Preston Moore, the Iowa State Director for the Humane Society of the United States, visited the Benton County Supervisor's meeting on Tuesday morning. This isn't the first time that he has been in Vinton on an animal case. He was working for theCedar Valley Humane Society in 2018 when he was called about the more than 700 animals found in theGalkowski house.
He said when he worked on the Galkowski case, he saw how the hands of law enforcement prosecutors were tied. At the time, if anyone saw animal cruelty, there wasn't a way to address it legally, so he worked to change the Iowa code in 2020. He's also worked on several other pieces of legislation in Iowa.
He discussed with the supervisors the upgrades made in other communities' dangerous animal ordinance. The ordinances address personal property rights in Iowa, allowing families to get whatever kind of dog they want. This allows the owners to keep all dogs as long as it hasn't done anything wrong.
Albia, Sioux City, Anamosa, Muscatine, Maquoketa, Laurel, North Liberty have all worked to change their ordinances to eliminate the pit bull ban. Moore said that the Humane Society recommends having several levels of classification. This allows that if there is an incident, law enforcement can deal with it. In case a dog might behave in a dangerous manner or pose a risk that there are restrictions that communities can place on those animals.
This places the responsibility of the behavior on the owner and the individual dog. The new suggested code idea that Moore proposes would both recognize the rights of the owner but place responsibility only on the animals that are causing issues. It also gives communities clear steps on dealing with problem animals.
Moore said that the economic impact would reduce the cost of animal control enforcement, kenneling, veterinary care, expenses related to euthanasia and disposal, potential litigation costs to the county.
Protecting personal property rights as well as balancing safety is always the goal. He said this also opens the door for more discussions about what it means to be a pet owner, the responsibilities. He said it opens up more community involvement in the care of pets. Sometimes these chances result in things like pet food banks to assist those that have a pet but might have trouble feeding it right now. Sometimes emergency kenneling organizations pop up that would provide care for animals of those escaping domestic abuse situations, or maybe being deployed, rather than turning the animals loose. He said since the changes in the communities he's worked with, there hasn't been any noticeable increase in incidents with animals including pit bulls.

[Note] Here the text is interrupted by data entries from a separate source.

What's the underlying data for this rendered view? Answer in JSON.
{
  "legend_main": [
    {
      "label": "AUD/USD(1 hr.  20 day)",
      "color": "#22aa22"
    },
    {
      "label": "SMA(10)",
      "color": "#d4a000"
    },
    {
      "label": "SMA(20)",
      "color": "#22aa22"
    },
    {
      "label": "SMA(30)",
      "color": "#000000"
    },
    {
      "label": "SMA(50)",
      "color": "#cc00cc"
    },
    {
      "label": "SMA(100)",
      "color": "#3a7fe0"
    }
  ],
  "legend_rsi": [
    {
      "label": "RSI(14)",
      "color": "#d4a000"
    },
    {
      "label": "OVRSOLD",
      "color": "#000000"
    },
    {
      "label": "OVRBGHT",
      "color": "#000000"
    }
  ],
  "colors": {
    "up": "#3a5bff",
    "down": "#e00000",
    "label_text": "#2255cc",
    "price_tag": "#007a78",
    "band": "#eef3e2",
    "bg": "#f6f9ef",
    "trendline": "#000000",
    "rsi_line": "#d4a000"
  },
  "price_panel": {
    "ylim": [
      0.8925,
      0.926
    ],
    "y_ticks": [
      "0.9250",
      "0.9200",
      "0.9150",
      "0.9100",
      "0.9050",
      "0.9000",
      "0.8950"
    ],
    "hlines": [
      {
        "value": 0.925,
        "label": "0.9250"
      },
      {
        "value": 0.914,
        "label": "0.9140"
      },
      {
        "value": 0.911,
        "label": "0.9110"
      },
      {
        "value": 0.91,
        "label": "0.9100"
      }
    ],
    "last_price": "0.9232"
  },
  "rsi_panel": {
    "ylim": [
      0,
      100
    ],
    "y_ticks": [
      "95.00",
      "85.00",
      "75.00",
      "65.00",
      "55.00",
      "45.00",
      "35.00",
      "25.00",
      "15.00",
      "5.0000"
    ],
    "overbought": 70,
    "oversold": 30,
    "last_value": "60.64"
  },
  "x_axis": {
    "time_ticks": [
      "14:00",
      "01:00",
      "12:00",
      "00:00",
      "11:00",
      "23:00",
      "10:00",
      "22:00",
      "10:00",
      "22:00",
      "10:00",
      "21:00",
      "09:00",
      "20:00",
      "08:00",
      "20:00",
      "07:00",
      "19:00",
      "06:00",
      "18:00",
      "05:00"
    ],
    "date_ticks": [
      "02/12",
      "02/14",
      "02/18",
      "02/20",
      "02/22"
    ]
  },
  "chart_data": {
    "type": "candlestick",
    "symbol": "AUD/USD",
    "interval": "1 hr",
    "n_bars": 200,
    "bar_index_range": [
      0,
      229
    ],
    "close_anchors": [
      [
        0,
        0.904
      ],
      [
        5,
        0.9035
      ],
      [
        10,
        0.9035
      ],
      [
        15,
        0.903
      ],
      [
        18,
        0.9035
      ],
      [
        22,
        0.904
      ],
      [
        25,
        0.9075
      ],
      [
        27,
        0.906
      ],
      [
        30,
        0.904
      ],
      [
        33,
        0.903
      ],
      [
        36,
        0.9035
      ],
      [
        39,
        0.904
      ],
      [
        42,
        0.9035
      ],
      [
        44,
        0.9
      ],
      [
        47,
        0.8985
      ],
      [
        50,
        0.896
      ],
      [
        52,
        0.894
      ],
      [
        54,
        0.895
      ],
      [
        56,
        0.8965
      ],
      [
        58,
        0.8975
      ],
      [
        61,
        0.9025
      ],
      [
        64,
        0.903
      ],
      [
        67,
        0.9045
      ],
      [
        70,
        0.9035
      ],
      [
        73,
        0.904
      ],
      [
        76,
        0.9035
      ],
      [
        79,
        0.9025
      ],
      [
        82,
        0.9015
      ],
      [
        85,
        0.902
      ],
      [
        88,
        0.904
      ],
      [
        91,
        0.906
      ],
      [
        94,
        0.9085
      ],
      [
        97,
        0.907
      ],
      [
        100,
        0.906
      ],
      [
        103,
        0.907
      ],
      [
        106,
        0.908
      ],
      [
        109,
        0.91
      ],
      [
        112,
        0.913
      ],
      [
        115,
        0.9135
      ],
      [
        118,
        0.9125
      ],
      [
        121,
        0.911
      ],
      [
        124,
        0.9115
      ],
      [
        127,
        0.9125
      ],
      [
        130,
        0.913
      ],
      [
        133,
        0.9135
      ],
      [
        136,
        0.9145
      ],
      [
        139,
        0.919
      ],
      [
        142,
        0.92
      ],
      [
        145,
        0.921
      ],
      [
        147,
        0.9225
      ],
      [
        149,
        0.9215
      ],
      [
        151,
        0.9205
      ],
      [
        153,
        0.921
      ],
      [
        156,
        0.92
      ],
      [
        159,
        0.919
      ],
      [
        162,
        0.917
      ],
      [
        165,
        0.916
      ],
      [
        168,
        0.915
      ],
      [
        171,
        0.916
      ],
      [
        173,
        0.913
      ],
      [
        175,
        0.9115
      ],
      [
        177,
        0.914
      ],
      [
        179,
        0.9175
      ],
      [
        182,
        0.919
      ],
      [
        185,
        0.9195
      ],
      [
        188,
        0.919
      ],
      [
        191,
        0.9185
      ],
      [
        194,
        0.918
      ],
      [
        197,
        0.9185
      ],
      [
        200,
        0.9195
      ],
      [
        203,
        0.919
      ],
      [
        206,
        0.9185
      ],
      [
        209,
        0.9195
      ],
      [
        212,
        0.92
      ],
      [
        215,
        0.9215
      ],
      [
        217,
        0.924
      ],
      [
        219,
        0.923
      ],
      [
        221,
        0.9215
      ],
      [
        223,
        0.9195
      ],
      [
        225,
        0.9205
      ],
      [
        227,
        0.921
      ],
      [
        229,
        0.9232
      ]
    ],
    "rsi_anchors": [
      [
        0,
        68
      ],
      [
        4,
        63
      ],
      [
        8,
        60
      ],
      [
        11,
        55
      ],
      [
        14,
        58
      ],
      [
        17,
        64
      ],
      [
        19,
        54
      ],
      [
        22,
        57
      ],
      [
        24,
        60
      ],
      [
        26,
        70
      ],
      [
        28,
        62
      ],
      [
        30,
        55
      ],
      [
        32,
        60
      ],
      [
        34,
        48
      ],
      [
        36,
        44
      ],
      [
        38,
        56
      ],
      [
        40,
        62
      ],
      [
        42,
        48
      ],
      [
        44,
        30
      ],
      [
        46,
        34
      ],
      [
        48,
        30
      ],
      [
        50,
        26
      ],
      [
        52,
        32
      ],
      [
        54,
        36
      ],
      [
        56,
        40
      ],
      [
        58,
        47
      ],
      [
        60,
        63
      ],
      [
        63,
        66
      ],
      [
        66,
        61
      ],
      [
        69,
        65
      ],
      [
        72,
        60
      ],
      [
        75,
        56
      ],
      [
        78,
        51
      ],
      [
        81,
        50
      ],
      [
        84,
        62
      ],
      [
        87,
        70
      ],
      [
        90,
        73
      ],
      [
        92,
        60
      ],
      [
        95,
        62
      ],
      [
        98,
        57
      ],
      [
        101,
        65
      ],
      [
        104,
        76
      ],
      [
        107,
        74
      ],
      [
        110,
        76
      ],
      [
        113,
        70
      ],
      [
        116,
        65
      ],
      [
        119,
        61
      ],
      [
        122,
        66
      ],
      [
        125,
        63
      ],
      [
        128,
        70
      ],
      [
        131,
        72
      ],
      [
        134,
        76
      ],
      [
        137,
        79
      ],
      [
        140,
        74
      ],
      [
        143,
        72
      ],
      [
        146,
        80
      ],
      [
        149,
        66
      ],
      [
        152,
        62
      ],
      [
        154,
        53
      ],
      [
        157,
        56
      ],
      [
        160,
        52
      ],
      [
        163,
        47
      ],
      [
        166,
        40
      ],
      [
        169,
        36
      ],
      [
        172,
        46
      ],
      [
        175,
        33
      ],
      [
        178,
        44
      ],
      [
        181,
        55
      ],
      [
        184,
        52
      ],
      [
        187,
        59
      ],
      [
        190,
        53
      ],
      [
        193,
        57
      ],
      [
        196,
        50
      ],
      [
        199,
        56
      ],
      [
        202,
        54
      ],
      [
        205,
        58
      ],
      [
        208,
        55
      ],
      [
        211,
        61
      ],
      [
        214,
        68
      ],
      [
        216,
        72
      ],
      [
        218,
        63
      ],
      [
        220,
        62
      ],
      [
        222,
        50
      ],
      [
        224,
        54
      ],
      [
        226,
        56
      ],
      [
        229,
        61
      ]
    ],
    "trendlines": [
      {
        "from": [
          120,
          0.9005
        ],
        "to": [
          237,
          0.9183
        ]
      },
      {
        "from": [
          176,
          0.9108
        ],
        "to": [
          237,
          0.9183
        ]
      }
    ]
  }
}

Moore shared with the board reasons that dogs bite and the incidents where there were fatalities. Each of the studies indicated a 76% incident rate that was the fault of the owner not properly monitoring the dog. 37% of the time it's a stray that attacks. The owner's history of abuse or neglect of the animal came in at 21%. Most of these incidents could have been prevented.
He addressed that most people, unless they have been extensively trained cannot identify the breed of a dog properly. He addressed the issue of publicizing only pit bull bites as opposed to any other breed.
The Dangerous Animal codes that Moore is suggesting would give law enforcement more ways to address incidents which include the real dangerous animals that people try to keep like lions, tigers and bears.
Moore offered the resources of the Humane Society to the county any assistance in drafting a new ordinance.
The supervisors will be looking over all of the information in a packet that Moore presented to the county and will decide whether to address the issue at a later date.